• **EXERCISE DIRECTIONS**: Go through the data below and work out how many lines contain "value"; the answer is the number alone.

- - - - -

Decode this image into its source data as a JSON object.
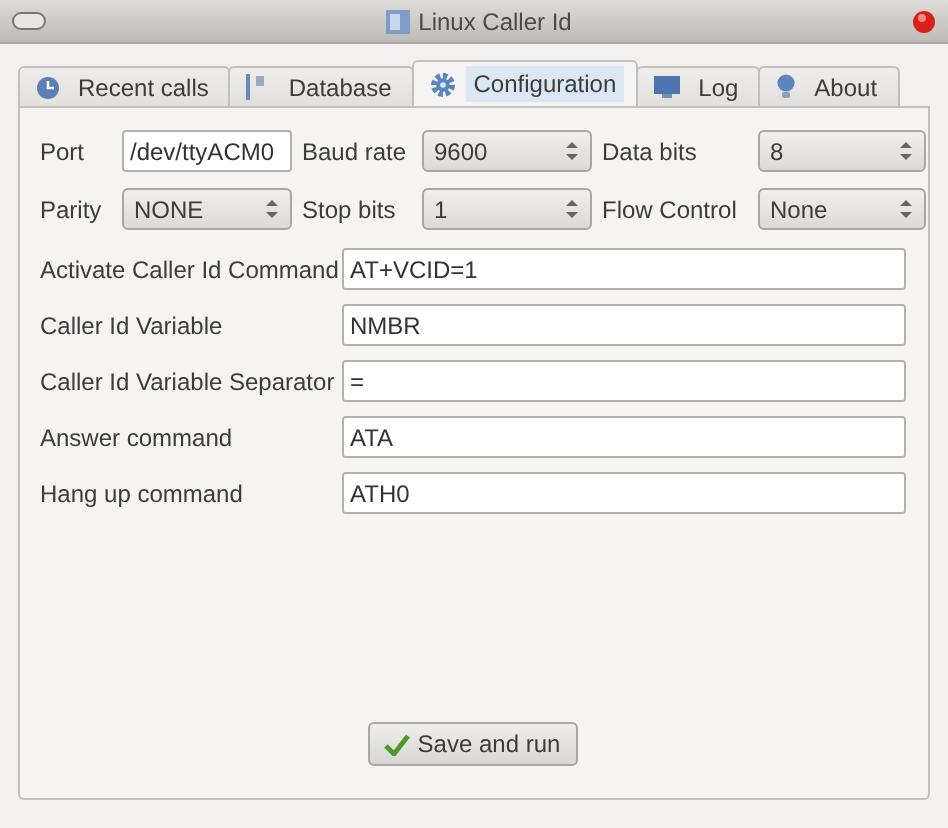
{
  "window": {
    "title": "Linux Caller Id"
  },
  "tabs": [
    {
      "label": "Recent calls",
      "selected": false
    },
    {
      "label": "Database",
      "selected": false
    },
    {
      "label": "Configuration",
      "selected": true
    },
    {
      "label": "Log",
      "selected": false
    },
    {
      "label": "About",
      "selected": false
    }
  ],
  "serial_settings": [
    {
      "label": "Port",
      "kind": "text",
      "value": "/dev/ttyACM0"
    },
    {
      "label": "Baud rate",
      "kind": "combo",
      "value": "9600"
    },
    {
      "label": "Data bits",
      "kind": "combo",
      "value": "8"
    },
    {
      "label": "Parity",
      "kind": "combo",
      "value": "NONE"
    },
    {
      "label": "Stop bits",
      "kind": "combo",
      "value": "1"
    },
    {
      "label": "Flow Control",
      "kind": "combo",
      "value": "None"
    }
  ],
  "commands": [
    {
      "label": "Activate Caller Id Command",
      "value": "AT+VCID=1"
    },
    {
      "label": "Caller Id Variable",
      "value": "NMBR"
    },
    {
      "label": "Caller Id Variable Separator",
      "value": "="
    },
    {
      "label": "Answer command",
      "value": "ATA"
    },
    {
      "label": "Hang up command",
      "value": "ATH0"
    }
  ],
  "save_button": {
    "label": "Save and run"
  }
}
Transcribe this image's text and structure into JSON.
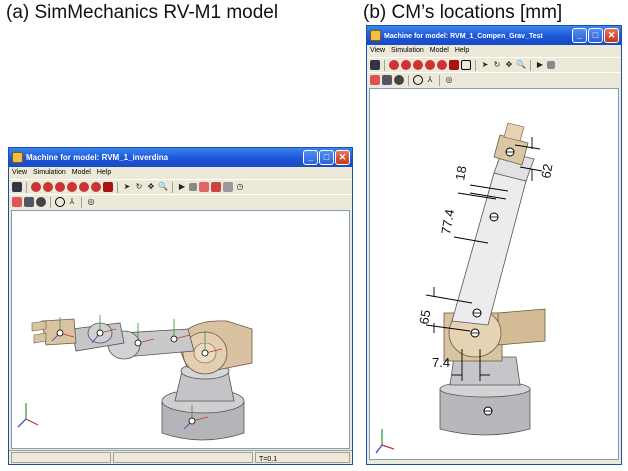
{
  "captions": {
    "a": "(a) SimMechanics RV-M1 model",
    "b": "(b) CM’s locations [mm]"
  },
  "window_a": {
    "title": "Machine for model: RVM_1_inverdina",
    "menu": [
      "View",
      "Simulation",
      "Model",
      "Help"
    ],
    "status_time": "T=0.1"
  },
  "window_b": {
    "title": "Machine for model: RVM_1_Compen_Grav_Test",
    "menu": [
      "View",
      "Simulation",
      "Model",
      "Help"
    ]
  },
  "dimensions": {
    "d1": "18",
    "d2": "62",
    "d3": "77.4",
    "d4": "65",
    "d5": "7.4"
  },
  "colors": {
    "titlebar": "#1c55d8",
    "robot_arm": "#c9c9cc",
    "robot_joint": "#d9c3a0",
    "robot_base": "#b8b8bc"
  }
}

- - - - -

• **EXERCISE RESULT**: 11